Extracted data entries

○ ○ ○ ○ ○ ○ ○

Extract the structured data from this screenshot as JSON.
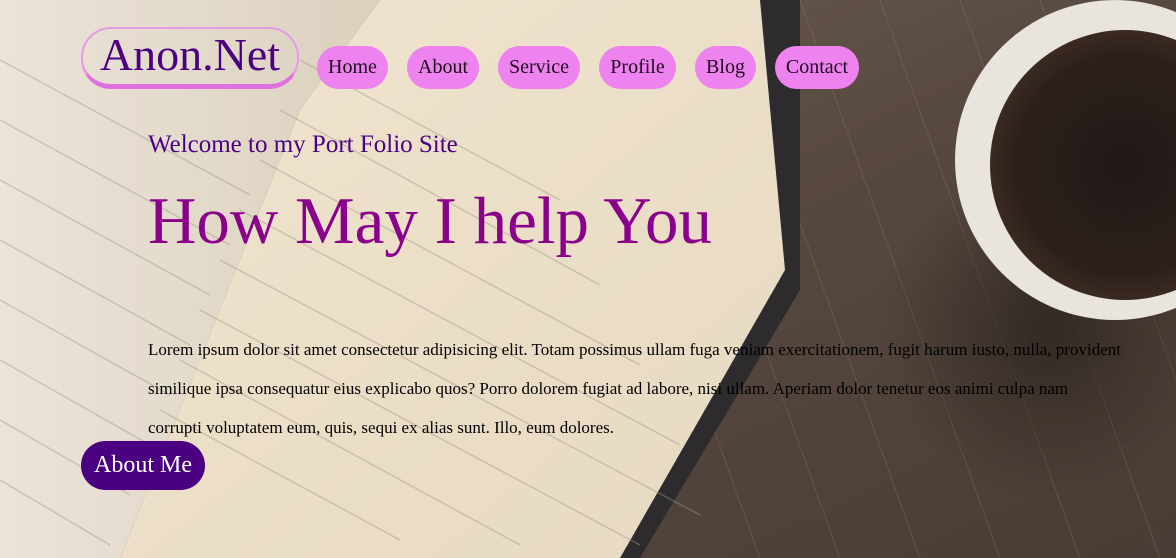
{
  "header": {
    "logo_text": "Anon.Net",
    "nav": [
      {
        "label": "Home"
      },
      {
        "label": "About"
      },
      {
        "label": "Service"
      },
      {
        "label": "Profile"
      },
      {
        "label": "Blog"
      },
      {
        "label": "Contact"
      }
    ]
  },
  "hero": {
    "welcome": "Welcome to my Port Folio Site",
    "headline": "How May I help You",
    "paragraph": "Lorem ipsum dolor sit amet consectetur adipisicing elit. Totam possimus ullam fuga veniam exercitationem, fugit harum iusto, nulla, provident similique ipsa consequatur eius explicabo quos? Porro dolorem fugiat ad labore, nisi ullam. Aperiam dolor tenetur eos animi culpa nam corrupti voluptatem eum, quis, sequi ex alias sunt. Illo, eum dolores.",
    "cta_label": "About Me"
  },
  "colors": {
    "logo_text": "#4b0082",
    "nav_bg": "#ee82ee",
    "welcome_text": "#4b0082",
    "headline_text": "#8b008b",
    "cta_bg": "#4b0082",
    "cta_text": "#ffffff"
  },
  "icons": {
    "background": "notebook-and-coffee-photo"
  }
}
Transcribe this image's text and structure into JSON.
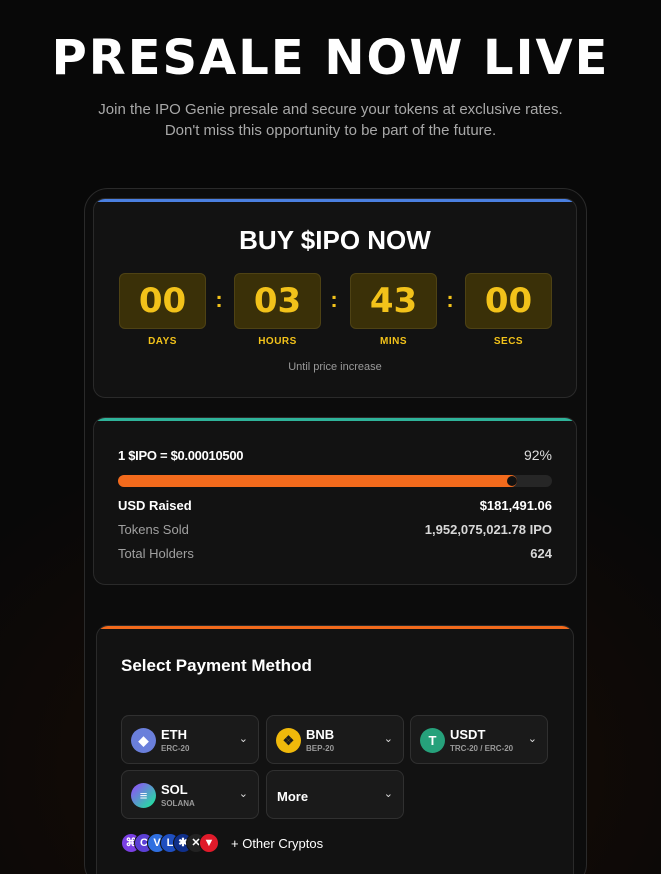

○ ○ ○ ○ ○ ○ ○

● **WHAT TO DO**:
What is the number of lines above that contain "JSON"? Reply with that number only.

● **ANSWER BOX**:
2